- Exercise -
Take the records below and write them out again exactly.

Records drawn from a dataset
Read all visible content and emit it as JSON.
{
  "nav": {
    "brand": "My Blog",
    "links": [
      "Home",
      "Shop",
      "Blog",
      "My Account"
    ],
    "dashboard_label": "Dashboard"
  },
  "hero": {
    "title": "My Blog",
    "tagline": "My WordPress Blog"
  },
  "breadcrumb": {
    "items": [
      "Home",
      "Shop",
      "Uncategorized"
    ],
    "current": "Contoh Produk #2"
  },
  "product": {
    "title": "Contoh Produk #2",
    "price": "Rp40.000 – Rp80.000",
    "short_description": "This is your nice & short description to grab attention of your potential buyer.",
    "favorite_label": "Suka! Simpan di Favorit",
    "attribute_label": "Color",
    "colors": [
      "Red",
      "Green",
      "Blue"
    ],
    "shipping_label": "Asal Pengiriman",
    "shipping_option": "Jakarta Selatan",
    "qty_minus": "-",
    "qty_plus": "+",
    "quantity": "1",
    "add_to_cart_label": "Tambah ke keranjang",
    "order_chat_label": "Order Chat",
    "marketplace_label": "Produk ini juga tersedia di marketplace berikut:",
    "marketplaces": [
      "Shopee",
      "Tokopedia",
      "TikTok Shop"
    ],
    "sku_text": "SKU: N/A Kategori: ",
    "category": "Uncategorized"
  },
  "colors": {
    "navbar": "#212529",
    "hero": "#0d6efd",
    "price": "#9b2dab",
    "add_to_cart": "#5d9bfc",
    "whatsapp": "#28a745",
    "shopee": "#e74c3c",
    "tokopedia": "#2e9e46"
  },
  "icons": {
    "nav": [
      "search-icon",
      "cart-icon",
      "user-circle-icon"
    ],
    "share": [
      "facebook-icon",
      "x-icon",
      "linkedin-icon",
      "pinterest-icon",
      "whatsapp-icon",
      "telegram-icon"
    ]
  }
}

- Task result -
Read all visible content and emit it as JSON.
{
  "nav": {
    "brand": "My Blog",
    "links": [
      "Home",
      "Shop",
      "Blog",
      "My Account"
    ],
    "dashboard_label": "Dashboard"
  },
  "hero": {
    "title": "My Blog",
    "tagline": "My WordPress Blog"
  },
  "breadcrumb": {
    "items": [
      "Home",
      "Shop",
      "Uncategorized"
    ],
    "current": "Contoh Produk #2"
  },
  "product": {
    "title": "Contoh Produk #2",
    "price": "Rp40.000 – Rp80.000",
    "short_description": "This is your nice & short description to grab attention of your potential buyer.",
    "favorite_label": "Suka! Simpan di Favorit",
    "attribute_label": "Color",
    "colors": [
      "Red",
      "Green",
      "Blue"
    ],
    "shipping_label": "Asal Pengiriman",
    "shipping_option": "Jakarta Selatan",
    "qty_minus": "-",
    "qty_plus": "+",
    "quantity": "1",
    "add_to_cart_label": "Tambah ke keranjang",
    "order_chat_label": "Order Chat",
    "marketplace_label": "Produk ini juga tersedia di marketplace berikut:",
    "marketplaces": [
      "Shopee",
      "Tokopedia",
      "TikTok Shop"
    ],
    "sku_text": "SKU: N/A Kategori: ",
    "category": "Uncategorized"
  },
  "colors": {
    "navbar": "#212529",
    "hero": "#0d6efd",
    "price": "#9b2dab",
    "add_to_cart": "#5d9bfc",
    "whatsapp": "#28a745",
    "shopee": "#e74c3c",
    "tokopedia": "#2e9e46"
  },
  "icons": {
    "nav": [
      "search-icon",
      "cart-icon",
      "user-circle-icon"
    ],
    "share": [
      "facebook-icon",
      "x-icon",
      "linkedin-icon",
      "pinterest-icon",
      "whatsapp-icon",
      "telegram-icon"
    ]
  }
}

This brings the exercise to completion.